A year ago I decided to take time to know my God better. It could have won the award for the shortest new year resolution list ever, but the effect of that single decision still ripples today. I’ve since learned it’s not how much you intend to achieve in a year that matters, but the quality of that achievement.

Just before the remodeling of our house commenced my dad and I talked about wisdom. The ease with which we make decisions based on current trends, and what’s acceptable today, but years after we are done reveling in the attention, we see the folly of our past choices and spend money and energy to correct the damages.

I sit in my bedroom and stare at the fresh cracks in my ceiling board. There are giant stones on my corridor and the parents have since relocated to another bedroom in the east wing of the house. Our living room is in terrible condition. The aluminum roofing sheets are totally gone and every morning I am jolted out of sleep by the slap of mallet on concrete above my head. There’s no telling when the ceiling boards will finally give way and cave in on me. The entire experience is frustrating. Yet there are nights when I stumble my way through the corridor to the living room, look overhead and have a perfect view of stars twinkling in the night sky. And I think that perhaps the remodeling process isn’t so bad after all.

There are two things this tells me:
One is that a new year resolution does not necessarily mark the close of a chapter or the beginning of a new one.

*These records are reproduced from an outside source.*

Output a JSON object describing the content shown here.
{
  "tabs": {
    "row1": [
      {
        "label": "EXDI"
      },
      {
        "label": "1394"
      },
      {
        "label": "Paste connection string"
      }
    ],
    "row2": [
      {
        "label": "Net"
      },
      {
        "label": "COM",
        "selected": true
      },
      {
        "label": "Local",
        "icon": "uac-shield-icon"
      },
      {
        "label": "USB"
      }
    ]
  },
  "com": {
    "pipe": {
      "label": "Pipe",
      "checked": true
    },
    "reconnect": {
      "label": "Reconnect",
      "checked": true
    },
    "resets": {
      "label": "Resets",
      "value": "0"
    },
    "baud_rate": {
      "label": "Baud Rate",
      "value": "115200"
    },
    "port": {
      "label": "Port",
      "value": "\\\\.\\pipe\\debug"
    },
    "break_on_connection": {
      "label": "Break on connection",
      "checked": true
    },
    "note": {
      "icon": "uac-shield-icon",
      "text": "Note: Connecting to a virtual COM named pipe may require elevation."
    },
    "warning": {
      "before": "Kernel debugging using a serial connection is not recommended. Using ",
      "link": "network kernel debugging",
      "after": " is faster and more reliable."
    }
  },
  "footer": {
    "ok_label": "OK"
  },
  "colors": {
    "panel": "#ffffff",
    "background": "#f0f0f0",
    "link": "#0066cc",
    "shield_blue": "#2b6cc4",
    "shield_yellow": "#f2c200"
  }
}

Like a remodelling project, it can be a moment in time when we choose to retrace our steps and reconstruct.

Two, there will be clutters and times within the year when this new project seems like too much of a burden. It helps to remember why we’ve embarked on that journey in the first place and the quality of life we will have when it’s over.

Whether we are on a course to reconstruct yesterday, remodel, or simply taking more giant steps on the path we’ve been all along, I hope that when it seems like chaos is all there is we remember to look above and see the stars.

Blotched

Last Saturday I bumped into Mr. M. He used to be a friend of the family, until a certain incident changed that. Surrounded by basins of beans, rice, crayfish and other food condiments, he peered so hard at the polythene bag gradually being filled with items of food I wondered if there were hieroglyphic inscriptions on them. Continue reading